  • Ernesto Perez There's a line in the movie Armageddon where Bruce Willis says " is this the best idea NASA came up with?". Don't quote me. I'm asking is this the best idea NY came up with? What's next? Charging pedestrians to walk in certain parts of the city? Every year the price for everything gets more expensive and most of the services we pay for gets worse. Obviously more money is not the solution. What we need are better ideas, strategies and inventions. You want to charge drivers in the city - then put tolls on the free bridges like the Brooklyn, Manhattan and Williamsburg bridges. There's always a better way or product. It's just the idiots on top think they know best.
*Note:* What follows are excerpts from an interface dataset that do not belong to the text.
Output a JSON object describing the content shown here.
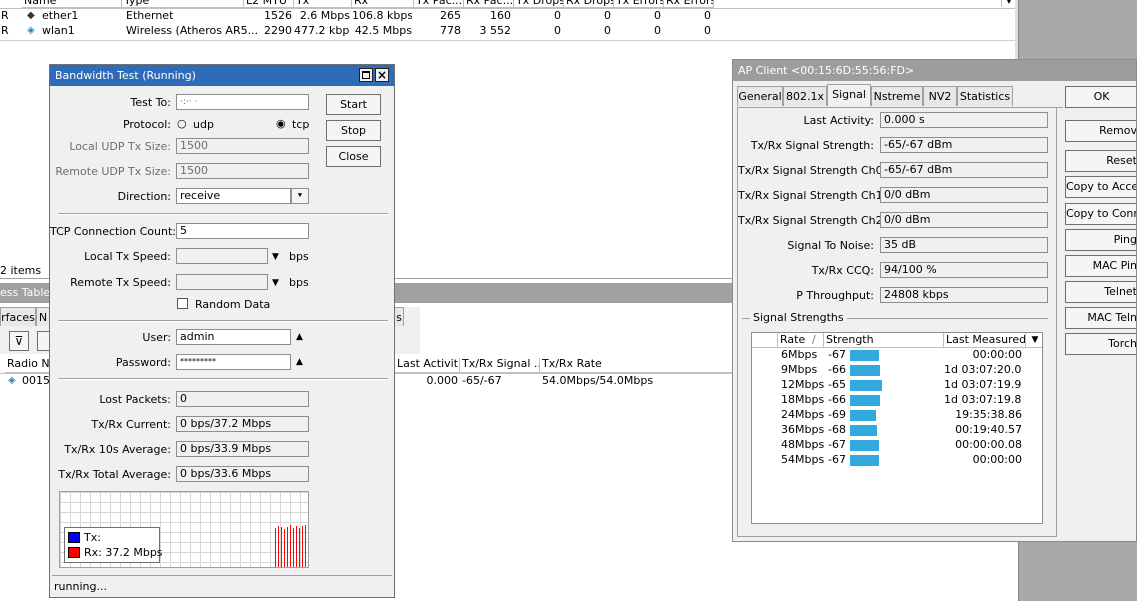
{
  "interfaces_table": {
    "columns": [
      "Name",
      "Type",
      "L2 MTU",
      "Tx",
      "Rx",
      "Tx Pac...",
      "Rx Pac...",
      "Tx Drops",
      "Rx Drops",
      "Tx Errors",
      "Rx Errors"
    ],
    "rows": [
      {
        "flag": "R",
        "name": "ether1",
        "type": "Ethernet",
        "l2mtu": "1526",
        "tx": "2.6 Mbps",
        "rx": "106.8 kbps",
        "txp": "265",
        "rxp": "160",
        "txd": "0",
        "rxd": "0",
        "txe": "0",
        "rxe": "0"
      },
      {
        "flag": "R",
        "name": "wlan1",
        "type": "Wireless (Atheros AR5...",
        "l2mtu": "2290",
        "tx": "477.2 kbps",
        "rx": "42.5 Mbps",
        "txp": "778",
        "rxp": "3 552",
        "txd": "0",
        "rxd": "0",
        "txe": "0",
        "rxe": "0"
      }
    ],
    "items_count": "2 items"
  },
  "registration_panel": {
    "title_fragment": "ess Table",
    "tab_fragment_1": "rfaces",
    "tab_fragment_2": "N",
    "col_radio": "Radio Na",
    "row_radio": "0015",
    "col_last": "Last Activit...",
    "col_signal": "Tx/Rx Signal ...",
    "col_rate": "Tx/Rx Rate",
    "row_last": "0.000",
    "row_signal": "-65/-67",
    "row_rate": "54.0Mbps/54.0Mbps",
    "tab_fragment_3": "s"
  },
  "bandwidth_test": {
    "title": "Bandwidth Test (Running)",
    "test_to_label": "Test To:",
    "test_to_value": "·:··          ·",
    "protocol_label": "Protocol:",
    "protocol_udp": "udp",
    "protocol_tcp": "tcp",
    "local_udp_label": "Local UDP Tx Size:",
    "local_udp_value": "1500",
    "remote_udp_label": "Remote UDP Tx Size:",
    "remote_udp_value": "1500",
    "direction_label": "Direction:",
    "direction_value": "receive",
    "tcp_count_label": "TCP Connection Count:",
    "tcp_count_value": "5",
    "local_speed_label": "Local Tx Speed:",
    "remote_speed_label": "Remote Tx Speed:",
    "bps_unit": "bps",
    "random_data_label": "Random Data",
    "user_label": "User:",
    "user_value": "admin",
    "password_label": "Password:",
    "password_value": "*********",
    "lost_packets_label": "Lost Packets:",
    "lost_packets_value": "0",
    "current_label": "Tx/Rx Current:",
    "current_value": "0 bps/37.2 Mbps",
    "avg10_label": "Tx/Rx 10s Average:",
    "avg10_value": "0 bps/33.9 Mbps",
    "total_label": "Tx/Rx Total Average:",
    "total_value": "0 bps/33.6 Mbps",
    "start_button": "Start",
    "stop_button": "Stop",
    "close_button": "Close",
    "legend_tx": "Tx:",
    "legend_rx": "Rx:  37.2 Mbps",
    "tx_color": "#0000ff",
    "rx_color": "#ff0000",
    "graph_rx_bars": [
      0.92,
      0.98,
      0.95,
      0.9,
      0.96,
      0.99,
      0.93,
      0.97,
      0.94,
      0.98,
      1.0,
      0.95
    ],
    "status": "running..."
  },
  "ap_client": {
    "title": "AP Client <00:15:6D:55:56:FD>",
    "tabs": [
      "General",
      "802.1x",
      "Signal",
      "Nstreme",
      "NV2",
      "Statistics"
    ],
    "active_tab": "Signal",
    "fields": [
      {
        "label": "Last Activity:",
        "value": "0.000 s"
      },
      {
        "label": "Tx/Rx Signal Strength:",
        "value": "-65/-67 dBm"
      },
      {
        "label": "Tx/Rx Signal Strength Ch0:",
        "value": "-65/-67 dBm"
      },
      {
        "label": "Tx/Rx Signal Strength Ch1:",
        "value": "0/0 dBm"
      },
      {
        "label": "Tx/Rx Signal Strength Ch2:",
        "value": "0/0 dBm"
      },
      {
        "label": "Signal To Noise:",
        "value": "35 dB"
      },
      {
        "label": "Tx/Rx CCQ:",
        "value": "94/100 %"
      },
      {
        "label": "P Throughput:",
        "value": "24808 kbps"
      }
    ],
    "signal_strengths_label": "Signal Strengths",
    "table_columns": [
      "Rate",
      "Strength",
      "Last Measured"
    ],
    "signal_rows": [
      {
        "rate": "6Mbps",
        "strength": "-67",
        "last": "00:00:00"
      },
      {
        "rate": "9Mbps",
        "strength": "-66",
        "last": "1d 03:07:20.01"
      },
      {
        "rate": "12Mbps",
        "strength": "-65",
        "last": "1d 03:07:19.95"
      },
      {
        "rate": "18Mbps",
        "strength": "-66",
        "last": "1d 03:07:19.86"
      },
      {
        "rate": "24Mbps",
        "strength": "-69",
        "last": "19:35:38.86"
      },
      {
        "rate": "36Mbps",
        "strength": "-68",
        "last": "00:19:40.57"
      },
      {
        "rate": "48Mbps",
        "strength": "-67",
        "last": "00:00:00.08"
      },
      {
        "rate": "54Mbps",
        "strength": "-67",
        "last": "00:00:00"
      }
    ],
    "bar_color": "#33aadd",
    "buttons": [
      "OK",
      "Remov",
      "Reset",
      "Copy to Acce",
      "Copy to Conn",
      "Ping",
      "MAC Pin",
      "Telnet",
      "MAC Teln",
      "Torch"
    ]
  }
}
  • Carsofchaos The bike lanes aren't even close to carrying "more than the car lanes replaced". You clearly don't drive in Midtown Manhattan on a daily like I do.
  • Carsofchaos The problem with congestion, dear friends, is not the cars per se. I drive into the city daily and the problem is this:Your average street in the area used to be 4 lanes. Now it is a bus lane, a bike lane (now you're down to two lanes), then you have delivery trucks double parking, along with the Uber and Lyft drivers also double parking. So your 4 lane avenue is now a 1.5 lane avenue. Do you now see the problem? Congestion pricing will fix none of these things....what it WILL do is fund persion plans.
  • FreedMike Many F150s I encounter are autonomously driven...and by that I mean they're driving themselves because the dips**ts at the wheel are paying attention to everything else but the road.
  • Tassos A "small car", TIM????????????This is the GLE. Have you even ever SEEN the huge thing at a dealer's??? NOT even the GLC,and Merc has TWO classes even SMALLER than the C (The A and the B, you guessed it? You must be a GENIUS!).THe E is a "MIDSIZED" crossover, NOT A SMALL ONE BY ANY STRETCH OF THE IMAGINATION, oh CLUELESS one.I AM SICK AND TIRED OF THE NONSENSE you post here every god damned day.And I BET you will never even CORRECT your NONSENSE, much less APOLOGIZE for your cluelessness and unprofessionalism.